Black Lives Matter is the true heir to Occupy because it uses militant protest, digital media, and fluid and opaque leadership structures to challenge state power. The difference is Black Lives Matter began by targeting state force rather than its economic power.
Ironically, by early 2012 some Occupy groups were squandering popular capital on “fuck the police” marches that drew only the hardcore. Black Lives Matter has gone the other way, from a cry against the routine killing of unarmed Blacks to connecting police violence to economic violence. Opal Tometi, a leader of Black Lives Matter, told The Nation that “violence that’s sanctioned by the state” is more than the police. It includes poverty, “attacks on labor unions and what that has done to the standard of living, the employability of our people, the kind of wages that we are making, and the benefits.”
Black Lives Matter has had more staying power even as it has experienced growing pains, strategic splits, and conflicts over who is a leader given the ability to use social media to draw a following. Unlike Occupy, Black Lives Matter is rooted in a community. Black America is shaped as much by the violence that birthed this nation, and sustains it, as it as by the resistive creation that’s grown out of the soiled history.
But that doesn’t make Black Lives Matter immune to attempted co-optation, especially in the crucible of the 2016 election. Just as liberal groups like MoveOn, SEIU, and Rebuild the Dream tried to steal Occupy’s thunder with a “99% Spring” linked to their pro-Democratic Party agenda, so too have groups like the Justice League NYC pushed “establishment-friendly reformism” under the banner of Black Lives Matter.
The climate-justice movement is fractured by the same confrontation and cooptation divide. Blockades from below have slowed the construction of pipelines, the movement of coal trains, the development of natural-gas export terminals, and the sailing of oil-drilling ships to the Arctic. But the 2014 “People’s Climate March,” hyped as the next phase of Occupy, was defanged by well-funded liberals who turned it into a corporate P.R. march devoid of politics, instead of the initial vision of a Seattle-style blockade around the United Nations.
This, too, is the legacy of Occupy Wall Street. Amorphous, “leaderless” networks can respond quickly to a crisis but act as quicksand to movement building.
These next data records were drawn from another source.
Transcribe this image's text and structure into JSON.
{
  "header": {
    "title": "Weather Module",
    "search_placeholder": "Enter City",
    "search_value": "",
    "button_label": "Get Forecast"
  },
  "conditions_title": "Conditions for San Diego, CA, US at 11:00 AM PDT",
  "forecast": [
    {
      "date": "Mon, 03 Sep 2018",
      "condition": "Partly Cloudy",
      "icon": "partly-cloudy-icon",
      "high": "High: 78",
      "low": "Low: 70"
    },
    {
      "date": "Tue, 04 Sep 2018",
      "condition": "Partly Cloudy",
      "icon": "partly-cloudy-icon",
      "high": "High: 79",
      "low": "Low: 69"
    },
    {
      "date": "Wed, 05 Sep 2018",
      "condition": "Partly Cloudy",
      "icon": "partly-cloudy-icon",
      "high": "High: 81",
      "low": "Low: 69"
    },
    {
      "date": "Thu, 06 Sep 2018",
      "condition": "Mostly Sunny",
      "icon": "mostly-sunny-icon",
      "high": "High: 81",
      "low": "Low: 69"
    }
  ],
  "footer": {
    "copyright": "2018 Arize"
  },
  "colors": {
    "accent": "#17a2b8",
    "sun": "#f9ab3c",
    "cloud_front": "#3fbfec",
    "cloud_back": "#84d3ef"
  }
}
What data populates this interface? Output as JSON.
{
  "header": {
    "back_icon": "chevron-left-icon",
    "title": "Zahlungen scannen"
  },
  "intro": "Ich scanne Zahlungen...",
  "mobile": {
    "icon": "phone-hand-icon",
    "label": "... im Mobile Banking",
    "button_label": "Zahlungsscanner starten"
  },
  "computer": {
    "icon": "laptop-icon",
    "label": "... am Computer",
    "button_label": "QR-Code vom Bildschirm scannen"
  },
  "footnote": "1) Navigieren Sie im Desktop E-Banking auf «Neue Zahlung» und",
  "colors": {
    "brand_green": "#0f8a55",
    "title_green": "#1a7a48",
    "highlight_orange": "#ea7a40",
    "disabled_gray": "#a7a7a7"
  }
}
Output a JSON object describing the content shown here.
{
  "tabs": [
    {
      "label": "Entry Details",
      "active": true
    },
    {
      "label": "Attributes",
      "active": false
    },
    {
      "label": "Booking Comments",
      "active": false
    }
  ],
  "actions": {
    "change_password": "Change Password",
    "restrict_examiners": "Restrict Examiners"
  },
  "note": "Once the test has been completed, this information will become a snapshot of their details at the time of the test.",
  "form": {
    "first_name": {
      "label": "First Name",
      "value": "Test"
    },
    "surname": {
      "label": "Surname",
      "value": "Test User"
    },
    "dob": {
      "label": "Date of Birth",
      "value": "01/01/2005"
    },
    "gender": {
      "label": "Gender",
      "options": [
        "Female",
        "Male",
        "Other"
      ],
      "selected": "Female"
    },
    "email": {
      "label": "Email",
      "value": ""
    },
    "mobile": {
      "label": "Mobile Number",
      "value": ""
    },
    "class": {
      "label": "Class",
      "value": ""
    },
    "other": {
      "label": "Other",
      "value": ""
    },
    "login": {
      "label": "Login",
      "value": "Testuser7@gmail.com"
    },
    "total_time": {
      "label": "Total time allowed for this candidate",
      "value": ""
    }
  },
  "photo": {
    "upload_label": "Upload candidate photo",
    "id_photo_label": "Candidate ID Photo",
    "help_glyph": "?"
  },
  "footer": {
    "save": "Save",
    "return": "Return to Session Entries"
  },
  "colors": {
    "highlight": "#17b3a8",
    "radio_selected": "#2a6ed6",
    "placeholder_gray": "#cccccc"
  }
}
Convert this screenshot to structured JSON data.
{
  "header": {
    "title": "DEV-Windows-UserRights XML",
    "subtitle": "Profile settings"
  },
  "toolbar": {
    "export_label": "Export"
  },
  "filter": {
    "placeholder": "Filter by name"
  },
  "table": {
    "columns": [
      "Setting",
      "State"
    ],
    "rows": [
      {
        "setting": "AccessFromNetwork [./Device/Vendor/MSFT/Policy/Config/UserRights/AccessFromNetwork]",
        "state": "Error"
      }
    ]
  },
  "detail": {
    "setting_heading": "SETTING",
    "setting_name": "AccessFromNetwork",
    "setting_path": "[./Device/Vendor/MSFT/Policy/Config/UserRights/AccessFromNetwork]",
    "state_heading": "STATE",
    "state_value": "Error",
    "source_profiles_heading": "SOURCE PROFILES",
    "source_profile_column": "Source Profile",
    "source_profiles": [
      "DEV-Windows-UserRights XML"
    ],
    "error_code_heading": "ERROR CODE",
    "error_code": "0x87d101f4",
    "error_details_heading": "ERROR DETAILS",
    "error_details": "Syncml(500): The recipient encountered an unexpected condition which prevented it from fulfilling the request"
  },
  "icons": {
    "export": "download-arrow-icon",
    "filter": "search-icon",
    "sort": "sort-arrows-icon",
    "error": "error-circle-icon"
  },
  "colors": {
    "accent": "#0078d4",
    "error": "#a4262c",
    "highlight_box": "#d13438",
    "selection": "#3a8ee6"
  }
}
Occupiers wound up butting their heads against the state even as they opened up new paths for their successors. These new movements have had more material success than Occupy Wall Street, but the age-old challenge that Occupy put into stark relief remains: will they settle for reform when they came to have a revolution.